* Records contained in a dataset
____

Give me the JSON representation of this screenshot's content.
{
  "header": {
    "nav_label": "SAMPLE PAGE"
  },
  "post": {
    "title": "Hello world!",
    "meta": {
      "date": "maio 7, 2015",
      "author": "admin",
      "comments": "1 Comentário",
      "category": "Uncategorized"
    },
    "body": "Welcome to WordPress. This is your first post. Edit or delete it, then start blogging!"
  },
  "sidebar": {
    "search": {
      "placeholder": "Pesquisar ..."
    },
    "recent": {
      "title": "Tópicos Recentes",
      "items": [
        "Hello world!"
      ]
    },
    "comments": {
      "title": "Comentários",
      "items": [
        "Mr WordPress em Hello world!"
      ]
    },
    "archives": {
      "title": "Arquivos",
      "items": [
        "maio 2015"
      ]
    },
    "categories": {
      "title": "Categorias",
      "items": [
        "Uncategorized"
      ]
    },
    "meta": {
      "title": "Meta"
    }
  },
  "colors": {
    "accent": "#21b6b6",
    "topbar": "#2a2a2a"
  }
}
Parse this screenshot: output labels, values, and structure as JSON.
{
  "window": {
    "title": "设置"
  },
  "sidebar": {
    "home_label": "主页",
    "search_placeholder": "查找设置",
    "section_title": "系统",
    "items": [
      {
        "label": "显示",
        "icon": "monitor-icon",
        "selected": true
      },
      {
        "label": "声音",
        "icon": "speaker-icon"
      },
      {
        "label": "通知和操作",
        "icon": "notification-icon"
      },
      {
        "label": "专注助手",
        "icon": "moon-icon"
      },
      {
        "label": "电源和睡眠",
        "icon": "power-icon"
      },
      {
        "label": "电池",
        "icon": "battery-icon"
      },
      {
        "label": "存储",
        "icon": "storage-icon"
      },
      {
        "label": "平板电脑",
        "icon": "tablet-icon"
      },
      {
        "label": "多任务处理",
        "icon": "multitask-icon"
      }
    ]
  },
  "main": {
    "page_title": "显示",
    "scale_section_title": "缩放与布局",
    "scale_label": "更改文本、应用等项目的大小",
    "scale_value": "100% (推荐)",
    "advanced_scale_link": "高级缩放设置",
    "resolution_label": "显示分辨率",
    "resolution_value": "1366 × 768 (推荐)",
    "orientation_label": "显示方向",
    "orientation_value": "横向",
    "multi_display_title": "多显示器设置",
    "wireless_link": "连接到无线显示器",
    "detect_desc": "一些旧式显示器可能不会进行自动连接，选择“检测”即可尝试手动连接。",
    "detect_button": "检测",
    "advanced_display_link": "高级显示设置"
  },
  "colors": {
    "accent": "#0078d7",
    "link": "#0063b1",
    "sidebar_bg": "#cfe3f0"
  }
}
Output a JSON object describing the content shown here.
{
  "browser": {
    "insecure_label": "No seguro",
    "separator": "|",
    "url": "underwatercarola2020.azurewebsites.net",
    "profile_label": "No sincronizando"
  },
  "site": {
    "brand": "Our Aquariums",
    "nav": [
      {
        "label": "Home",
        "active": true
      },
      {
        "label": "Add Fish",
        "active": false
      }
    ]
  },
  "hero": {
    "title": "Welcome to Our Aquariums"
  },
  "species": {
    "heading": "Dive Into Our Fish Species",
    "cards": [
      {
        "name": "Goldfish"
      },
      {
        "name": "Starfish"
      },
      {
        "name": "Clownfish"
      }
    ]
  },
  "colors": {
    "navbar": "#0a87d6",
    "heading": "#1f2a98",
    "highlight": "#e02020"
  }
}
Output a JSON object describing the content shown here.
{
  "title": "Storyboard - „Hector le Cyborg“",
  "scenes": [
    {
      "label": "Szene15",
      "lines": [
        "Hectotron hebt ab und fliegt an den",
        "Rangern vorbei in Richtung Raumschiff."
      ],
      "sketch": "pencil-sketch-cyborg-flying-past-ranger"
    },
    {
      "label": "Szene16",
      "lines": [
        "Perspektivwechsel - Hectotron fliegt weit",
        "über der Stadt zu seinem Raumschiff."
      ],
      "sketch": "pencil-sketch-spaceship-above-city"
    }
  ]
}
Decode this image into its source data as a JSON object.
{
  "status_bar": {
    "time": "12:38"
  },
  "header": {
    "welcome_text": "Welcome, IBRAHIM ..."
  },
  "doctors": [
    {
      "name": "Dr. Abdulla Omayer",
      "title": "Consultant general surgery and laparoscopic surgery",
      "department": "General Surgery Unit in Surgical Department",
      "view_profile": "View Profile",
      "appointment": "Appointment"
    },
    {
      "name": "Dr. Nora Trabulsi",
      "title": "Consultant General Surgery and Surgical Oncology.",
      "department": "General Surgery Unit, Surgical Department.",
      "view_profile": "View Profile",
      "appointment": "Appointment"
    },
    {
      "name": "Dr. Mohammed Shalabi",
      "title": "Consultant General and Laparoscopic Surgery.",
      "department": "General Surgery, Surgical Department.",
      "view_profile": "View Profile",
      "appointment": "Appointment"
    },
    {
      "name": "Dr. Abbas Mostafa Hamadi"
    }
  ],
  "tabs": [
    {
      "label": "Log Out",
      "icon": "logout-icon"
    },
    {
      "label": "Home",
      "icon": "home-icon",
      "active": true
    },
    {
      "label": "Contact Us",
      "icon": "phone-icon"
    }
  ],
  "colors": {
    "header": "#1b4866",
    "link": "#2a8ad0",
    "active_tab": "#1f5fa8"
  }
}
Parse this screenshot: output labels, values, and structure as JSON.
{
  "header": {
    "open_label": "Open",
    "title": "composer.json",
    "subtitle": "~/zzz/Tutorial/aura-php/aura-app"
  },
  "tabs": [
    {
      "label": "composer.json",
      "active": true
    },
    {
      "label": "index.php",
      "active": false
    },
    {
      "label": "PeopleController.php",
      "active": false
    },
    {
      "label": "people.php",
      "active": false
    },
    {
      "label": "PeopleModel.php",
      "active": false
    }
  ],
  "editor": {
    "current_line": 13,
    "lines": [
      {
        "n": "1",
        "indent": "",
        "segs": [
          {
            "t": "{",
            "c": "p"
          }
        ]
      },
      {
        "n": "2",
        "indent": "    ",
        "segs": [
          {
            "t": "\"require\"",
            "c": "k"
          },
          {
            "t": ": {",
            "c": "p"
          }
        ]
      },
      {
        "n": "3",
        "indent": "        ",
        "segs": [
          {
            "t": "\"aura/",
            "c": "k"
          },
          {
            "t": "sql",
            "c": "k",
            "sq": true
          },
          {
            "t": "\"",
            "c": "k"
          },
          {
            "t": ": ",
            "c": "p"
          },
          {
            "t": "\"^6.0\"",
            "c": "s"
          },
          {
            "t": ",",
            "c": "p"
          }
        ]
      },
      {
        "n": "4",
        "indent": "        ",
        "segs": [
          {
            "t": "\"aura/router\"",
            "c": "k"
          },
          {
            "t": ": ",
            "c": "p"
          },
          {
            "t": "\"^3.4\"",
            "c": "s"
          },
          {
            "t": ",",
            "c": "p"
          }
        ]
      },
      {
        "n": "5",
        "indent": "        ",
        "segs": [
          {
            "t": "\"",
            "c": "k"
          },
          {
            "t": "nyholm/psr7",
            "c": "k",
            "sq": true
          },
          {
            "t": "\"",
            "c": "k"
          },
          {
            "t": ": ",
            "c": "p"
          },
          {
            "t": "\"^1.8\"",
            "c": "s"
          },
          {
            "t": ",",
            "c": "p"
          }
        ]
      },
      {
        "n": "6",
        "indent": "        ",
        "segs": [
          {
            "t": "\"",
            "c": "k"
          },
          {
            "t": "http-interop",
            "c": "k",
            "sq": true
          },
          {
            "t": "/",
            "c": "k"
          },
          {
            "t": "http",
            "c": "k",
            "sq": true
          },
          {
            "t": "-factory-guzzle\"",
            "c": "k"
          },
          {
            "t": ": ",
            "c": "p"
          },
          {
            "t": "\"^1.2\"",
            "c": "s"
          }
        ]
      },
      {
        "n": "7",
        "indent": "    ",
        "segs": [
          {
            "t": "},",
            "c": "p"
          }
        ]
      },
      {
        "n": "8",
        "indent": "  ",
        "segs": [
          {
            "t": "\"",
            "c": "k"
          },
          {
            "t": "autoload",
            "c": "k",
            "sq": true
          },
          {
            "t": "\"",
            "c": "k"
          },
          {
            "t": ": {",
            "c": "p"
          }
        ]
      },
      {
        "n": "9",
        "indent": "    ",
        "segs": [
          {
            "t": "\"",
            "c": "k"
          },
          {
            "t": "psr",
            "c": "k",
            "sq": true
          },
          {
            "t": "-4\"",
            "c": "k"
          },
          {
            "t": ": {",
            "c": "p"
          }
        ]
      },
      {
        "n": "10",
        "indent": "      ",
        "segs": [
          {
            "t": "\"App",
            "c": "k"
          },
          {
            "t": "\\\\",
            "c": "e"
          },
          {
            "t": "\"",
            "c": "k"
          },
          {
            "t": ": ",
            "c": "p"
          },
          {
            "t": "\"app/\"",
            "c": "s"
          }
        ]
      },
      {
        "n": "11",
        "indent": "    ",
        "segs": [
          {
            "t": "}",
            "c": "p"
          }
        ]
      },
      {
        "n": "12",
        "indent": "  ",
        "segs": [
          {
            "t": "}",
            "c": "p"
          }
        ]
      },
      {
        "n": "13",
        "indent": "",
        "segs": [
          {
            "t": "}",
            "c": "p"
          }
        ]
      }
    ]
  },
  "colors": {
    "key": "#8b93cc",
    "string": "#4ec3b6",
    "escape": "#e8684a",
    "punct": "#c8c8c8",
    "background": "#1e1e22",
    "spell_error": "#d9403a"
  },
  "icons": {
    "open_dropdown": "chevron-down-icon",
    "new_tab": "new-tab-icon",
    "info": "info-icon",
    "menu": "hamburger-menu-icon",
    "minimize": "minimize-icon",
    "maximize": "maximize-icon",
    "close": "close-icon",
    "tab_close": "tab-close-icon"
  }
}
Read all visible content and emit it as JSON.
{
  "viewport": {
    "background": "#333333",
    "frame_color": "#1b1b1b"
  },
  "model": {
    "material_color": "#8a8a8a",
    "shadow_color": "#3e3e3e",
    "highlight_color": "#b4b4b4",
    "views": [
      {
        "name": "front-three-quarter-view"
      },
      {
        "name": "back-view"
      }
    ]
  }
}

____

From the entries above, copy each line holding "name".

* OUTPUT FOR THIS EXERCISE
        "name": "Goldfish"
        "name": "Starfish"
        "name": "Clownfish"
      "name": "Dr. Abdulla Omayer",
      "name": "Dr. Nora Trabulsi",
      "name": "Dr. Mohammed Shalabi",
      "name": "Dr. Abbas Mostafa Hamadi"
        "name": "front-three-quarter-view"
        "name": "back-view"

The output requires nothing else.